*Your assignment*. Give the data again word for word; drop the pictures.

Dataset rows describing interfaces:
··········

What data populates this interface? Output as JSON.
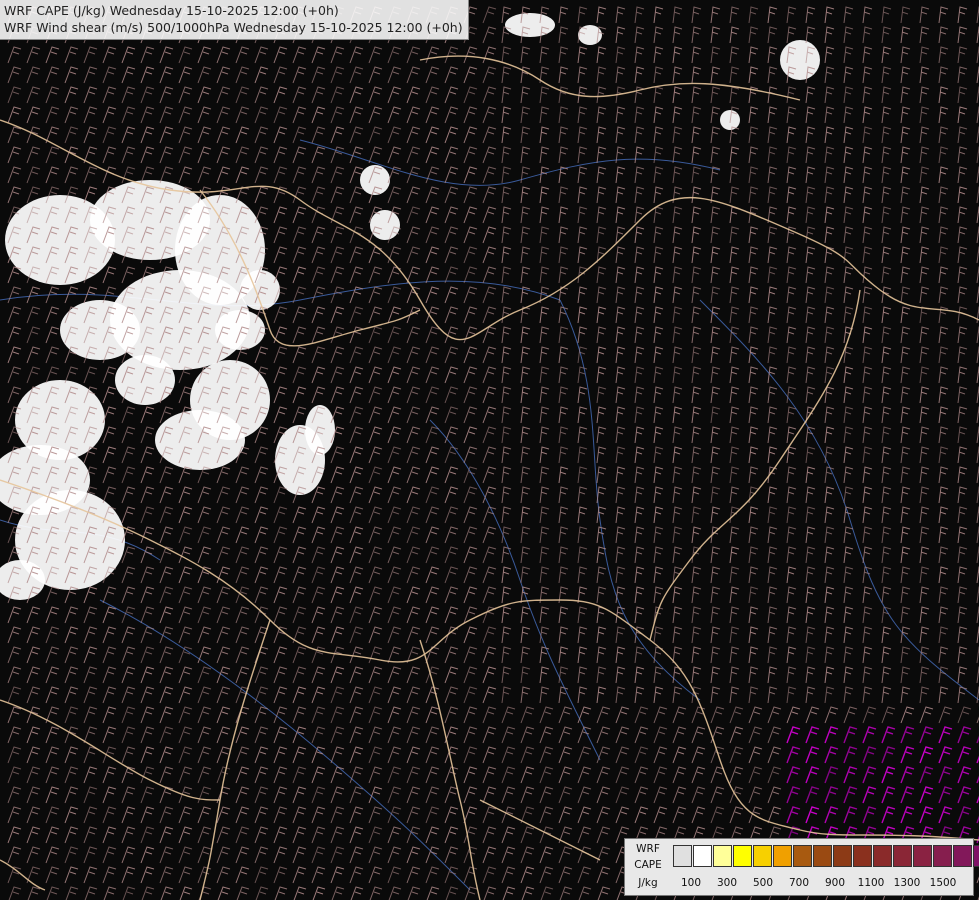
{
  "titles": {
    "line1": "WRF CAPE (J/kg) Wednesday 15-10-2025 12:00 (+0h)",
    "line2": "WRF Wind shear (m/s) 500/1000hPa Wednesday 15-10-2025 12:00 (+0h)"
  },
  "legend": {
    "label_line1": "WRF",
    "label_line2": "CAPE",
    "label_line3": "J/kg",
    "colors": [
      "#e0e0e0",
      "#ffffff",
      "#ffff99",
      "#ffff00",
      "#f7d000",
      "#f0a000",
      "#a85a10",
      "#9a4a12",
      "#8c3a16",
      "#8a301e",
      "#8a2a2a",
      "#8a2636",
      "#8a2242",
      "#861e4e",
      "#82185a",
      "#7e1266",
      "#7a0c72"
    ],
    "tick_labels": [
      "100",
      "300",
      "500",
      "700",
      "900",
      "1100",
      "1300",
      "1500"
    ]
  },
  "colors": {
    "barb_main": "#b08a8a",
    "barb_strong": "#c060c0",
    "barb_extreme": "#e000e0",
    "cape_low": "#ffffff",
    "border": "#e6c49a",
    "river": "#3a5a9a",
    "background": "#0a0a0a"
  }
}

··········

*Answer section*.
What data populates this interface? Output as JSON.
{
  "titles": {
    "line1": "WRF CAPE (J/kg) Wednesday 15-10-2025 12:00 (+0h)",
    "line2": "WRF Wind shear (m/s) 500/1000hPa Wednesday 15-10-2025 12:00 (+0h)"
  },
  "legend": {
    "label_line1": "WRF",
    "label_line2": "CAPE",
    "label_line3": "J/kg",
    "colors": [
      "#e0e0e0",
      "#ffffff",
      "#ffff99",
      "#ffff00",
      "#f7d000",
      "#f0a000",
      "#a85a10",
      "#9a4a12",
      "#8c3a16",
      "#8a301e",
      "#8a2a2a",
      "#8a2636",
      "#8a2242",
      "#861e4e",
      "#82185a",
      "#7e1266",
      "#7a0c72"
    ],
    "tick_labels": [
      "100",
      "300",
      "500",
      "700",
      "900",
      "1100",
      "1300",
      "1500"
    ]
  },
  "colors": {
    "barb_main": "#b08a8a",
    "barb_strong": "#c060c0",
    "barb_extreme": "#e000e0",
    "cape_low": "#ffffff",
    "border": "#e6c49a",
    "river": "#3a5a9a",
    "background": "#0a0a0a"
  }
}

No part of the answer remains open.